╔══

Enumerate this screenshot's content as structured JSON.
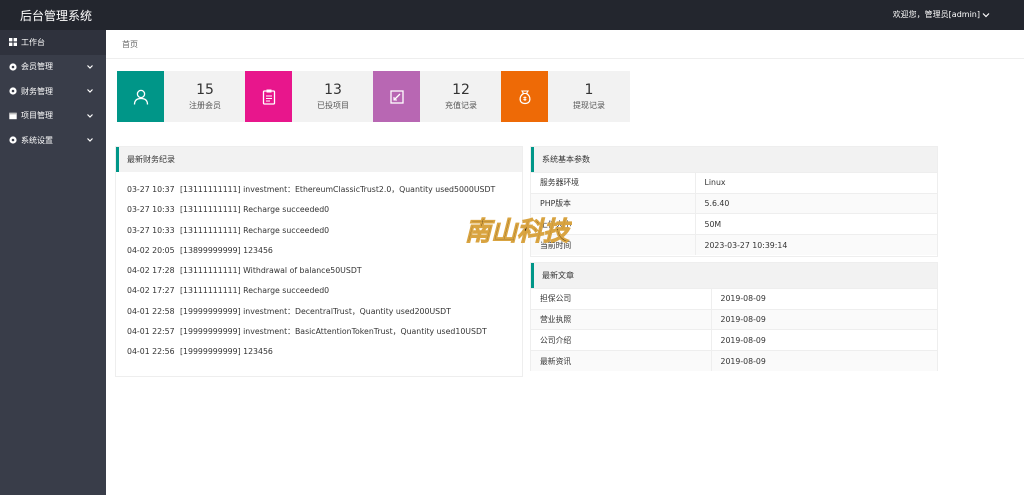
{
  "app": {
    "title": "后台管理系统",
    "user_greeting": "欢迎您，管理员[admin]"
  },
  "sidebar": {
    "items": [
      {
        "label": "工作台",
        "icon": "dashboard-icon",
        "has_arrow": false
      },
      {
        "label": "会员管理",
        "icon": "gear-icon",
        "has_arrow": true
      },
      {
        "label": "财务管理",
        "icon": "gear-icon",
        "has_arrow": true
      },
      {
        "label": "项目管理",
        "icon": "box-icon",
        "has_arrow": true
      },
      {
        "label": "系统设置",
        "icon": "gear-icon",
        "has_arrow": true
      }
    ]
  },
  "breadcrumb": "首页",
  "stats": [
    {
      "value": "15",
      "label": "注册会员",
      "color": "#009688",
      "icon": "user-icon"
    },
    {
      "value": "13",
      "label": "已投项目",
      "color": "#e8168c",
      "icon": "clipboard-icon"
    },
    {
      "value": "12",
      "label": "充值记录",
      "color": "#b867b3",
      "icon": "edit-icon"
    },
    {
      "value": "1",
      "label": "提现记录",
      "color": "#ee6a06",
      "icon": "money-bag-icon"
    }
  ],
  "finance": {
    "title": "最新财务纪录",
    "rows": [
      {
        "time": "03-27 10:37",
        "text": "[13111111111] investment：EthereumClassicTrust2.0，Quantity used5000USDT"
      },
      {
        "time": "03-27 10:33",
        "text": "[13111111111] Recharge succeeded0"
      },
      {
        "time": "03-27 10:33",
        "text": "[13111111111] Recharge succeeded0"
      },
      {
        "time": "04-02 20:05",
        "text": "[13899999999] 123456"
      },
      {
        "time": "04-02 17:28",
        "text": "[13111111111] Withdrawal of balance50USDT"
      },
      {
        "time": "04-02 17:27",
        "text": "[13111111111] Recharge succeeded0"
      },
      {
        "time": "04-01 22:58",
        "text": "[19999999999] investment：DecentralTrust，Quantity used200USDT"
      },
      {
        "time": "04-01 22:57",
        "text": "[19999999999] investment：BasicAttentionTokenTrust，Quantity used10USDT"
      },
      {
        "time": "04-01 22:56",
        "text": "[19999999999] 123456"
      }
    ]
  },
  "system": {
    "title": "系统基本参数",
    "rows": [
      {
        "key": "服务器环境",
        "value": "Linux"
      },
      {
        "key": "PHP版本",
        "value": "5.6.40"
      },
      {
        "key": "上传大小",
        "value": "50M"
      },
      {
        "key": "当前时间",
        "value": "2023-03-27 10:39:14"
      }
    ]
  },
  "articles": {
    "title": "最新文章",
    "rows": [
      {
        "key": "担保公司",
        "value": "2019-08-09"
      },
      {
        "key": "营业执照",
        "value": "2019-08-09"
      },
      {
        "key": "公司介绍",
        "value": "2019-08-09"
      },
      {
        "key": "最新资讯",
        "value": "2019-08-09"
      }
    ]
  },
  "watermark": {
    "text": "南山科技"
  }
}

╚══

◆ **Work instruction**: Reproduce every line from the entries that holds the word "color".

◆ **Result of the task**:
      "color": "#009688",
      "color": "#e8168c",
      "color": "#b867b3",
      "color": "#ee6a06",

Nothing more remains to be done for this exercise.